So far, the Jan. 6 select committee has closely held most of the information investigators have collected on last year’s attack on the Capitol and the leadup to it — including anything it may have received about Ginni Thomas, who pressed then-White House chief of staff Mark Meadows to do more to fight to overturn Donald Trump’s loss in 2020.
“Do not concede. It takes time for the army who is gathering for his back,” Ginni Thomas told Meadows in a Nov. 6, 2020, text message. The text was part of a disclosure of 29 messages between Meadows and Ginni Thomas first reported by CBS and the Washington Post. The messages invoked various election-related conspiracy theories and also suggested she had contacted other figures in Trump’s orbit and on Capitol Hill.
Meadows had turned over 2,319 text messages, including Ginni Thomas’, to the select panel as part of a tentative cooperation agreement before it fell apart last December. His replies to Thomas’ messages were supportive but cursory.
“I will stand firm. We will fight until there is no fight left,” he said in a Nov. 10, 2020, response to a different message from Ginni Thomas asking Meadows to “Help This Great President stand firm.” Meadows added: “Our country is too precious to give up on. Thanks for all you do.”

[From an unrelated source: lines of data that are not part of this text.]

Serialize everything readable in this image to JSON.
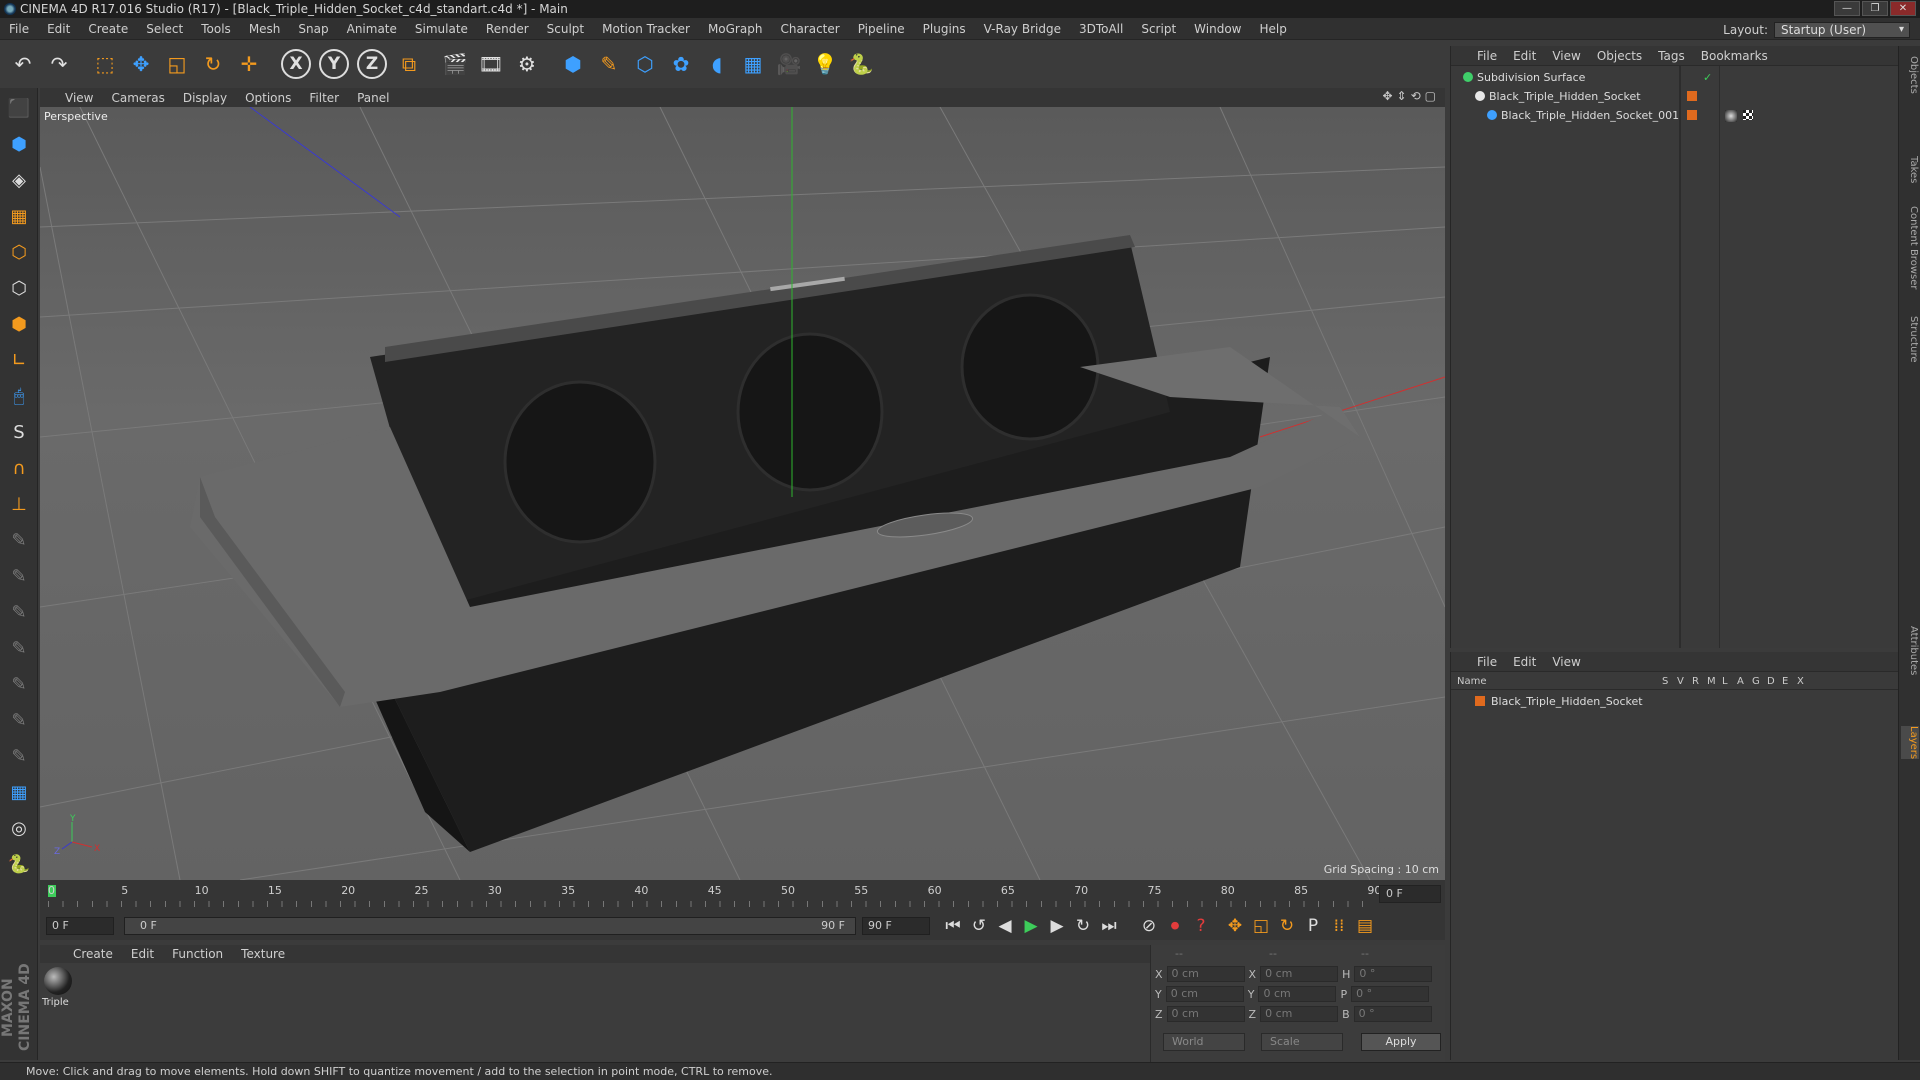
{
  "window": {
    "title": "CINEMA 4D R17.016 Studio (R17) - [Black_Triple_Hidden_Socket_c4d_standart.c4d *] - Main",
    "buttons": [
      "—",
      "❐",
      "✕"
    ]
  },
  "menubar": [
    "File",
    "Edit",
    "Create",
    "Select",
    "Tools",
    "Mesh",
    "Snap",
    "Animate",
    "Simulate",
    "Render",
    "Sculpt",
    "Motion Tracker",
    "MoGraph",
    "Character",
    "Pipeline",
    "Plugins",
    "V-Ray Bridge",
    "3DToAll",
    "Script",
    "Window",
    "Help"
  ],
  "layout": {
    "label": "Layout:",
    "value": "Startup (User)"
  },
  "toolbar": {
    "icons": [
      {
        "name": "undo-icon",
        "glyph": "↶",
        "tone": ""
      },
      {
        "name": "redo-icon",
        "glyph": "↷",
        "tone": "dim"
      },
      {
        "name": "live-selection-icon",
        "glyph": "⬚",
        "tone": "orange"
      },
      {
        "name": "move-icon",
        "glyph": "✥",
        "tone": "blue"
      },
      {
        "name": "scale-icon",
        "glyph": "◱",
        "tone": "orange"
      },
      {
        "name": "rotate-icon",
        "glyph": "↻",
        "tone": "orange"
      },
      {
        "name": "transform-icon",
        "glyph": "✛",
        "tone": "orange"
      }
    ],
    "axes": [
      "X",
      "Y",
      "Z"
    ],
    "icons2": [
      {
        "name": "coordinate-system-icon",
        "glyph": "⧉",
        "tone": "orange"
      },
      {
        "name": "render-view-icon",
        "glyph": "🎬",
        "tone": ""
      },
      {
        "name": "render-picture-viewer-icon",
        "glyph": "🎞",
        "tone": ""
      },
      {
        "name": "render-settings-icon",
        "glyph": "⚙",
        "tone": ""
      },
      {
        "name": "cube-icon",
        "glyph": "⬢",
        "tone": "blue"
      },
      {
        "name": "spline-pen-icon",
        "glyph": "✎",
        "tone": "orange"
      },
      {
        "name": "subdivision-icon",
        "glyph": "⬡",
        "tone": "blue"
      },
      {
        "name": "mograph-cloner-icon",
        "glyph": "✿",
        "tone": "blue"
      },
      {
        "name": "deformer-icon",
        "glyph": "◖",
        "tone": "blue"
      },
      {
        "name": "floor-icon",
        "glyph": "▦",
        "tone": "blue"
      },
      {
        "name": "camera-icon",
        "glyph": "🎥",
        "tone": ""
      },
      {
        "name": "light-icon",
        "glyph": "💡",
        "tone": ""
      },
      {
        "name": "python-icon",
        "glyph": "🐍",
        "tone": "blue"
      }
    ]
  },
  "lefttools": [
    {
      "name": "make-editable-icon",
      "glyph": "⬛",
      "tone": ""
    },
    {
      "name": "model-mode-icon",
      "glyph": "⬢",
      "tone": "blue"
    },
    {
      "name": "texture-mode-icon",
      "glyph": "◈",
      "tone": ""
    },
    {
      "name": "workplane-mode-icon",
      "glyph": "▦",
      "tone": "orange"
    },
    {
      "name": "points-mode-icon",
      "glyph": "⬡",
      "tone": "orange"
    },
    {
      "name": "edges-mode-icon",
      "glyph": "⬡",
      "tone": ""
    },
    {
      "name": "polygons-mode-icon",
      "glyph": "⬢",
      "tone": "orange"
    },
    {
      "name": "axis-mode-icon",
      "glyph": "∟",
      "tone": "orange"
    },
    {
      "name": "tweak-mode-icon",
      "glyph": "🖱",
      "tone": "blue"
    },
    {
      "name": "snapping-icon",
      "glyph": "S",
      "tone": ""
    },
    {
      "name": "magnet-icon",
      "glyph": "∩",
      "tone": "orange"
    },
    {
      "name": "workplane-icon",
      "glyph": "⊥",
      "tone": "orange"
    },
    {
      "name": "sculpt-brush-1-icon",
      "glyph": "✎",
      "tone": "dim"
    },
    {
      "name": "sculpt-brush-2-icon",
      "glyph": "✎",
      "tone": "dim"
    },
    {
      "name": "sculpt-brush-3-icon",
      "glyph": "✎",
      "tone": "dim"
    },
    {
      "name": "sculpt-brush-4-icon",
      "glyph": "✎",
      "tone": "dim"
    },
    {
      "name": "sculpt-brush-5-icon",
      "glyph": "✎",
      "tone": "dim"
    },
    {
      "name": "sculpt-brush-6-icon",
      "glyph": "✎",
      "tone": "dim"
    },
    {
      "name": "sculpt-brush-7-icon",
      "glyph": "✎",
      "tone": "dim"
    },
    {
      "name": "grid-lock-icon",
      "glyph": "▦",
      "tone": "blue"
    },
    {
      "name": "paint-icon",
      "glyph": "◎",
      "tone": ""
    },
    {
      "name": "python-tool-icon",
      "glyph": "🐍",
      "tone": "blue"
    }
  ],
  "maxon": "MAXON CINEMA 4D",
  "viewport": {
    "menu": [
      "View",
      "Cameras",
      "Display",
      "Options",
      "Filter",
      "Panel"
    ],
    "camera": "Perspective",
    "grid_spacing": "Grid Spacing : 10 cm",
    "nav_icons": [
      "✥",
      "⇕",
      "⟲",
      "▢"
    ],
    "axis_labels": {
      "x": "X",
      "y": "Y",
      "z": "Z"
    }
  },
  "timeline": {
    "ticks": [
      "0",
      "5",
      "10",
      "15",
      "20",
      "25",
      "30",
      "35",
      "40",
      "45",
      "50",
      "55",
      "60",
      "65",
      "70",
      "75",
      "80",
      "85",
      "90"
    ],
    "current_frame": "0 F"
  },
  "transport": {
    "start": "0 F",
    "range_left": "0 F",
    "range_right": "90 F",
    "end": "90 F",
    "buttons": [
      {
        "name": "go-to-start-icon",
        "glyph": "⏮",
        "tone": ""
      },
      {
        "name": "prev-key-icon",
        "glyph": "↺",
        "tone": ""
      },
      {
        "name": "prev-frame-icon",
        "glyph": "◀",
        "tone": ""
      },
      {
        "name": "play-icon",
        "glyph": "▶",
        "tone": "green"
      },
      {
        "name": "next-frame-icon",
        "glyph": "▶",
        "tone": ""
      },
      {
        "name": "next-key-icon",
        "glyph": "↻",
        "tone": ""
      },
      {
        "name": "go-to-end-icon",
        "glyph": "⏭",
        "tone": ""
      }
    ],
    "buttons2": [
      {
        "name": "motion-record-icon",
        "glyph": "⊘",
        "tone": ""
      },
      {
        "name": "record-icon",
        "glyph": "⏺",
        "tone": "red"
      },
      {
        "name": "autokey-icon",
        "glyph": "?",
        "tone": "red"
      },
      {
        "name": "key-move-icon",
        "glyph": "✥",
        "tone": "orange"
      },
      {
        "name": "key-scale-icon",
        "glyph": "◱",
        "tone": "orange"
      },
      {
        "name": "key-rotate-icon",
        "glyph": "↻",
        "tone": "orange"
      },
      {
        "name": "key-param-icon",
        "glyph": "P",
        "tone": ""
      },
      {
        "name": "key-pla-icon",
        "glyph": "⁞⁞",
        "tone": "orange"
      },
      {
        "name": "timeline-icon",
        "glyph": "▤",
        "tone": "orange"
      }
    ]
  },
  "material": {
    "menu": [
      "Create",
      "Edit",
      "Function",
      "Texture"
    ],
    "label": "Triple"
  },
  "coords": {
    "headers": [
      "--",
      "--",
      "--"
    ],
    "rows": [
      {
        "a": "X",
        "av": "0 cm",
        "b": "X",
        "bv": "0 cm",
        "c": "H",
        "cv": "0 °"
      },
      {
        "a": "Y",
        "av": "0 cm",
        "b": "Y",
        "bv": "0 cm",
        "c": "P",
        "cv": "0 °"
      },
      {
        "a": "Z",
        "av": "0 cm",
        "b": "Z",
        "bv": "0 cm",
        "c": "B",
        "cv": "0 °"
      }
    ],
    "mode": "World",
    "type": "Scale",
    "apply": "Apply"
  },
  "objects_panel": {
    "menu": [
      "File",
      "Edit",
      "View",
      "Objects",
      "Tags",
      "Bookmarks"
    ],
    "items": [
      {
        "name": "Subdivision Surface",
        "indent": 0,
        "color": "#3fcf6a"
      },
      {
        "name": "Black_Triple_Hidden_Socket",
        "indent": 1,
        "color": "#e8e8e8"
      },
      {
        "name": "Black_Triple_Hidden_Socket_001",
        "indent": 2,
        "color": "#3ea0ff"
      }
    ]
  },
  "layers_panel": {
    "menu": [
      "File",
      "Edit",
      "View"
    ],
    "headers": [
      "Name",
      "S",
      "V",
      "R",
      "M",
      "L",
      "A",
      "G",
      "D",
      "E",
      "X"
    ],
    "layer": "Black_Triple_Hidden_Socket",
    "layer_color": "#e06a1e"
  },
  "side_tabs": [
    "Objects",
    "Takes",
    "Content Browser",
    "Structure",
    "Attributes",
    "Layers"
  ],
  "status": "Move: Click and drag to move elements. Hold down SHIFT to quantize movement / add to the selection in point mode, CTRL to remove."
}
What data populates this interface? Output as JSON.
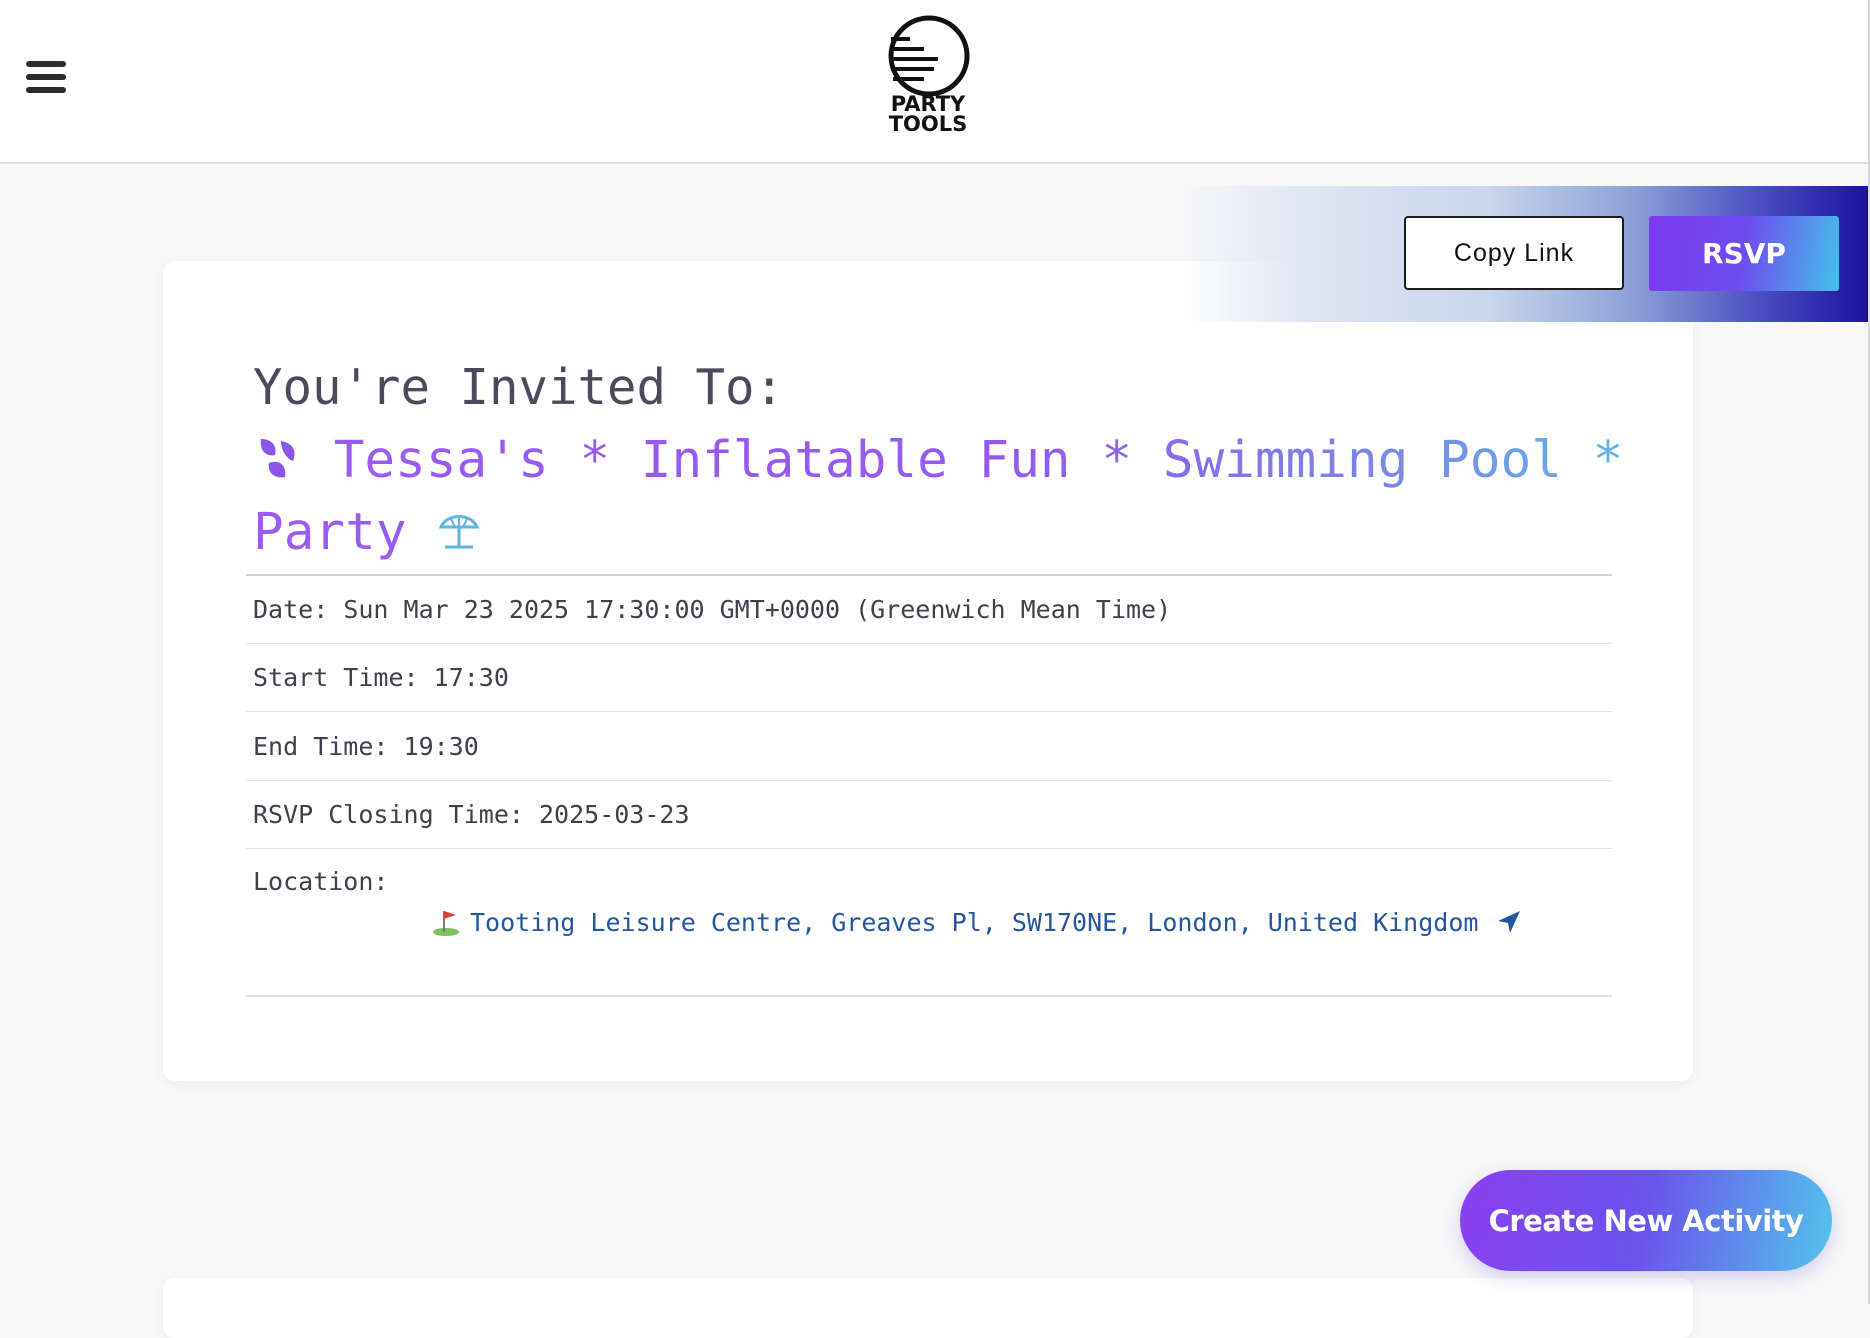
{
  "header": {
    "menu_icon": "hamburger-menu-icon",
    "logo_line1": "PARTY",
    "logo_line2": "TOOLS"
  },
  "actions": {
    "copy_link_label": "Copy Link",
    "rsvp_label": "RSVP"
  },
  "invite": {
    "heading": "You're Invited To:",
    "title_leading_icon": "droplets-icon",
    "title_text": "Tessa's * Inflatable Fun * Swimming Pool * Party",
    "title_trailing_icon": "beach-umbrella-icon"
  },
  "details": {
    "date_label": "Date:",
    "date_value": "Sun Mar 23 2025 17:30:00 GMT+0000 (Greenwich Mean Time)",
    "start_label": "Start Time:",
    "start_value": "17:30",
    "end_label": "End Time:",
    "end_value": "19:30",
    "rsvp_close_label": "RSVP Closing Time:",
    "rsvp_close_value": "2025-03-23",
    "location_label": "Location:",
    "location_value": "Tooting Leisure Centre, Greaves Pl, SW170NE, London, United Kingdom",
    "location_icon": "golf-flag-icon",
    "directions_icon": "navigation-arrow-icon"
  },
  "fab": {
    "label": "Create New Activity"
  },
  "colors": {
    "accent_purple": "#7c3aed",
    "accent_cyan": "#45c1ea",
    "link_blue": "#2456a0",
    "text_dark": "#3f3f4d"
  }
}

Committee members have noted that Ginni Thomas was not the only one pushing fringe conspiracy theories on Meadows in that post-election period. In fact, he was on the receiving end of a wide swath of messages from figures, including GOP lawmakers, who espoused conspiracy theories about the election and pushed for extreme actions by the former president’s administration.